**Work instructions:**
Search the records for the string "when", then copy each line that has it.

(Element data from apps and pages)
####################

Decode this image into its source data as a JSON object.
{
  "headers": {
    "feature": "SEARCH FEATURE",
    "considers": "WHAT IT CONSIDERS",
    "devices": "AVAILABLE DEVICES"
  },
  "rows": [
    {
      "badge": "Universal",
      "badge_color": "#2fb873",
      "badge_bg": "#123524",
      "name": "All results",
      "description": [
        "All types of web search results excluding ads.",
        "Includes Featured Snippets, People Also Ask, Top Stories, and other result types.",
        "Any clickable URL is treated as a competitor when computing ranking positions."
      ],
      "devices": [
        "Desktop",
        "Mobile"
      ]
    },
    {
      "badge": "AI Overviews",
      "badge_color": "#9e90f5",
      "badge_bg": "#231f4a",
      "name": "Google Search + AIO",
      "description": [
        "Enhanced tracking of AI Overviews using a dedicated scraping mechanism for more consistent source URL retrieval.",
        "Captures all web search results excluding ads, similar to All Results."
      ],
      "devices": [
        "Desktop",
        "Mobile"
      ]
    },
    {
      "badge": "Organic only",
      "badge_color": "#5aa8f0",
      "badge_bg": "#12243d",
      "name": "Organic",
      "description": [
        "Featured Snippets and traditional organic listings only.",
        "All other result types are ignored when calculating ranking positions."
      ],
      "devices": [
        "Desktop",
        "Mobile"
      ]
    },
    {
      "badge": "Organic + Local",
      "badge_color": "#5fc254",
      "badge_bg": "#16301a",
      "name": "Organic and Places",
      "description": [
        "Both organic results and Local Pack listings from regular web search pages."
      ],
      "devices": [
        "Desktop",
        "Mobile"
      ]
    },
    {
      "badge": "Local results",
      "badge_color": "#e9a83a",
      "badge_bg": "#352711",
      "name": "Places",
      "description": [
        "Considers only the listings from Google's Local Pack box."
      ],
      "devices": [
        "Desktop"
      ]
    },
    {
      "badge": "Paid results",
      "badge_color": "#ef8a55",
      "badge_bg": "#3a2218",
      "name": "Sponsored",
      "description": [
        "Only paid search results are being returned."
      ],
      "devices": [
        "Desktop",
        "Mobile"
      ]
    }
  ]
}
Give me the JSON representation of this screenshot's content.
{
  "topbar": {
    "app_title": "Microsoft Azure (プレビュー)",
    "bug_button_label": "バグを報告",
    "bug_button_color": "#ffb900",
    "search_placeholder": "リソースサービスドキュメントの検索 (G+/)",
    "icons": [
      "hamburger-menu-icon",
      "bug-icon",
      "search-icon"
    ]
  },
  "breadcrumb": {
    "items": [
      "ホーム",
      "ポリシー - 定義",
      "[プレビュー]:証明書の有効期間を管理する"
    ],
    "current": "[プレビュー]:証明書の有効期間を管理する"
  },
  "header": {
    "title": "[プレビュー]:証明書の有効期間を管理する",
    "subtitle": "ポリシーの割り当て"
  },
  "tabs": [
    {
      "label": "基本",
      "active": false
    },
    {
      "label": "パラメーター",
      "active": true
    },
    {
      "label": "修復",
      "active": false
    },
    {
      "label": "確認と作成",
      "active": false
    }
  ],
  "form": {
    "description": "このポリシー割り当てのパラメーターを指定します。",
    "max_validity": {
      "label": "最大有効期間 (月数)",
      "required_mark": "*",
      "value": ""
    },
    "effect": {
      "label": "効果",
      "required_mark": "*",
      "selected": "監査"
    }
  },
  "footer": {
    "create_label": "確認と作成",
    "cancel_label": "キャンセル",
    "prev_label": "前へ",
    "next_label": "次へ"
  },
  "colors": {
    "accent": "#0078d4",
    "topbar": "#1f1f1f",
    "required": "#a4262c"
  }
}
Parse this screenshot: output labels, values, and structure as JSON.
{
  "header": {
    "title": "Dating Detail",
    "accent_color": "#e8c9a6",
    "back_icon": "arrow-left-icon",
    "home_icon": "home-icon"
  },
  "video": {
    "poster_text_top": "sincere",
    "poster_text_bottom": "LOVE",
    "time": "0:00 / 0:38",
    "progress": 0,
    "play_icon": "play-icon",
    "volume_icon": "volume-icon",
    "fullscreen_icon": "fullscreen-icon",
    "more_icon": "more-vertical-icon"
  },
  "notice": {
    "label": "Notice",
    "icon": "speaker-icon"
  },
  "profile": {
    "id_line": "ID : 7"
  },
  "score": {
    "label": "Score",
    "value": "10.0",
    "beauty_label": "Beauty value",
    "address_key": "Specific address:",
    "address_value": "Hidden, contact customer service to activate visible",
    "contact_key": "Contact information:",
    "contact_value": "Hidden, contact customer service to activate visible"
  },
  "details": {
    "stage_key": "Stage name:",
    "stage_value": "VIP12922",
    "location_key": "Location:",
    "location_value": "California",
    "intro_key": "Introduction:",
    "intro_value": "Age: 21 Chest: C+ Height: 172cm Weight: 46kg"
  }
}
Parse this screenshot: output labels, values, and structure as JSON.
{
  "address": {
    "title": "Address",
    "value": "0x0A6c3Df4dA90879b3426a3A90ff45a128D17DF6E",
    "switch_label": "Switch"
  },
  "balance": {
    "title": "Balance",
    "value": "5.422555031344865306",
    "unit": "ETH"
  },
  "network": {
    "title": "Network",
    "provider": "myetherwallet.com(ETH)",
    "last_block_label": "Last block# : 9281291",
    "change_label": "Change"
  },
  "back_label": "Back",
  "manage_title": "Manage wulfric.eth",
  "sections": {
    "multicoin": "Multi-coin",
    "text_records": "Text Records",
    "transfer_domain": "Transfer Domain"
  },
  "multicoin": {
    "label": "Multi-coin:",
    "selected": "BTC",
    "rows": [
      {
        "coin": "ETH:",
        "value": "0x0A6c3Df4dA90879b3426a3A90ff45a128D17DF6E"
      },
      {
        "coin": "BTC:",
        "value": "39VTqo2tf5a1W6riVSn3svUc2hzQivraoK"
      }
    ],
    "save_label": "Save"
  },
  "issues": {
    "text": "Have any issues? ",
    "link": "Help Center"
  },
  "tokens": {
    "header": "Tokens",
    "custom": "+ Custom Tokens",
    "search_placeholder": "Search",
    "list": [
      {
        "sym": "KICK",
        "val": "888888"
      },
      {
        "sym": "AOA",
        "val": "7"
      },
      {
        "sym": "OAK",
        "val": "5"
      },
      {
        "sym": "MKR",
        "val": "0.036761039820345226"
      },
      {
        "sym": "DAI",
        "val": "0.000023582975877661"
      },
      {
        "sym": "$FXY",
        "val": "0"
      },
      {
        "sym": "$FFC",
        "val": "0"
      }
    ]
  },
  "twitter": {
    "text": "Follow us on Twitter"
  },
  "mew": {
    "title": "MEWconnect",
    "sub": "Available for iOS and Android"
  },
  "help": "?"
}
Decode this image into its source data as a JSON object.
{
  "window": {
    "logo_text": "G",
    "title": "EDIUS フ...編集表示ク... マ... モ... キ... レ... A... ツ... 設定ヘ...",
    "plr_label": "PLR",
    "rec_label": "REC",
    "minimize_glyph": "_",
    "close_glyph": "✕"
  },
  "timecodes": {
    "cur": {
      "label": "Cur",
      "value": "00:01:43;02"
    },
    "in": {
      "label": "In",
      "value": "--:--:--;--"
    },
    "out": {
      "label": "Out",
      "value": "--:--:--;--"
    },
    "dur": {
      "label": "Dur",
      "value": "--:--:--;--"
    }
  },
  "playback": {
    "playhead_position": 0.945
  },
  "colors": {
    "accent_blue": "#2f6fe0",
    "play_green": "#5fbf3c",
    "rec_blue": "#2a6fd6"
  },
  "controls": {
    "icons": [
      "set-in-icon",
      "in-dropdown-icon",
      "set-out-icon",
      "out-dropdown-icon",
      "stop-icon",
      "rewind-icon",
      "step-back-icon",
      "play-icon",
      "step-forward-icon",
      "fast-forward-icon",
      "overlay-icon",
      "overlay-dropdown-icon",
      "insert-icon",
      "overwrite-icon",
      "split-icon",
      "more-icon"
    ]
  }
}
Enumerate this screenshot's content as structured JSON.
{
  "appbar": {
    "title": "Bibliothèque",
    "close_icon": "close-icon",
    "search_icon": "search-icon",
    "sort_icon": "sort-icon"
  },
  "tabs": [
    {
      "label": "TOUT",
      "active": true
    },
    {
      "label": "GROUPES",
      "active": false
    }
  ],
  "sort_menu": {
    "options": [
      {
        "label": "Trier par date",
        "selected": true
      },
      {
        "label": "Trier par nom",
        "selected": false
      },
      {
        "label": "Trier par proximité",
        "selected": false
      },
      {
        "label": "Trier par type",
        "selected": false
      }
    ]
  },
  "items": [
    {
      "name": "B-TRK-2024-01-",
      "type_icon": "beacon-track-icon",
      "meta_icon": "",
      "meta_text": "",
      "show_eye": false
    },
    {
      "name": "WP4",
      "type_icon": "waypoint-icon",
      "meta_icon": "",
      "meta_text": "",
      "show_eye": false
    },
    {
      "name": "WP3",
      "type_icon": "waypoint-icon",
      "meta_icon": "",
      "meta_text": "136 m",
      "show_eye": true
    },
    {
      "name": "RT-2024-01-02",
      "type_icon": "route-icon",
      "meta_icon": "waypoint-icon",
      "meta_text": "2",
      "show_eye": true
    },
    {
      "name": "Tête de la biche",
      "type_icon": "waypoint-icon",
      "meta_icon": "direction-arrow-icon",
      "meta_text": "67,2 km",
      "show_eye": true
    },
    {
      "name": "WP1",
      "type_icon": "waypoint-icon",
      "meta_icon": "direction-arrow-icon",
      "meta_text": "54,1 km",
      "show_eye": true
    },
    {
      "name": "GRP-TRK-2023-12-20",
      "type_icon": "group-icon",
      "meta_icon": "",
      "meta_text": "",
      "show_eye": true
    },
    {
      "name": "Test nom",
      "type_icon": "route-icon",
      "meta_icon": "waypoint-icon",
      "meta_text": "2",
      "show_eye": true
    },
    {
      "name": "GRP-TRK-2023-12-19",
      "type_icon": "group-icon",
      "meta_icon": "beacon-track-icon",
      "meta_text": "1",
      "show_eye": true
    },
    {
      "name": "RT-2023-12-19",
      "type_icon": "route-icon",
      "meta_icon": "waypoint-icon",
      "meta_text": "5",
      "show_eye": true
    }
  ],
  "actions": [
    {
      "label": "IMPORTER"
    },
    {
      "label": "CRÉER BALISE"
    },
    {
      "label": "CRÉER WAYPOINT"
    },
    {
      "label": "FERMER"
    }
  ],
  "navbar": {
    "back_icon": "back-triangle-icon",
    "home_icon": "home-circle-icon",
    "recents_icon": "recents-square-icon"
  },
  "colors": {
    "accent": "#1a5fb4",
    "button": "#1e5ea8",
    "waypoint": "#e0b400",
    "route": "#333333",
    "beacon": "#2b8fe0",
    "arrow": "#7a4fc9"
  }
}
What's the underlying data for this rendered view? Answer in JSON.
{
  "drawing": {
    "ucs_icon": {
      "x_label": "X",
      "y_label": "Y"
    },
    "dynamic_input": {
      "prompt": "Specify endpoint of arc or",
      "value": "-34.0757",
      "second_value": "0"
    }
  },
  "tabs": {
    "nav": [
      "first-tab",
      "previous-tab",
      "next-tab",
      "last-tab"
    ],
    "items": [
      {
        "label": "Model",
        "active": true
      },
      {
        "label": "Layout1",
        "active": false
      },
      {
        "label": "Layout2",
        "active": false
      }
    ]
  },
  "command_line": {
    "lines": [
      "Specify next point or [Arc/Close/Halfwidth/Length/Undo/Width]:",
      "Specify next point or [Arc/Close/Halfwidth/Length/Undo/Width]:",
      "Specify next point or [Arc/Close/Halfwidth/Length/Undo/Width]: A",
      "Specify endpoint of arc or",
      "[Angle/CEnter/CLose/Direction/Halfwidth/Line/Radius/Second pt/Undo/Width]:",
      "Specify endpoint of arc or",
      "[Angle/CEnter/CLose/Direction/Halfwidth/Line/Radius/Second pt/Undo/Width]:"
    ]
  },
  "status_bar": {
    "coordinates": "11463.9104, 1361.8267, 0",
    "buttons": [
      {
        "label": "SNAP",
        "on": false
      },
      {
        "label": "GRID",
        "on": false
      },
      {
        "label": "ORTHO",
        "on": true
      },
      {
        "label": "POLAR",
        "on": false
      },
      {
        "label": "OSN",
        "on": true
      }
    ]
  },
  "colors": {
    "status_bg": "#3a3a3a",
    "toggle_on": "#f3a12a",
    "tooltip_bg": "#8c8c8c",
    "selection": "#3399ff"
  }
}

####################

**Result for this task:**
        "Any clickable URL is treated as a competitor when computing ranking positions."
        "All other result types are ignored when calculating ranking positions."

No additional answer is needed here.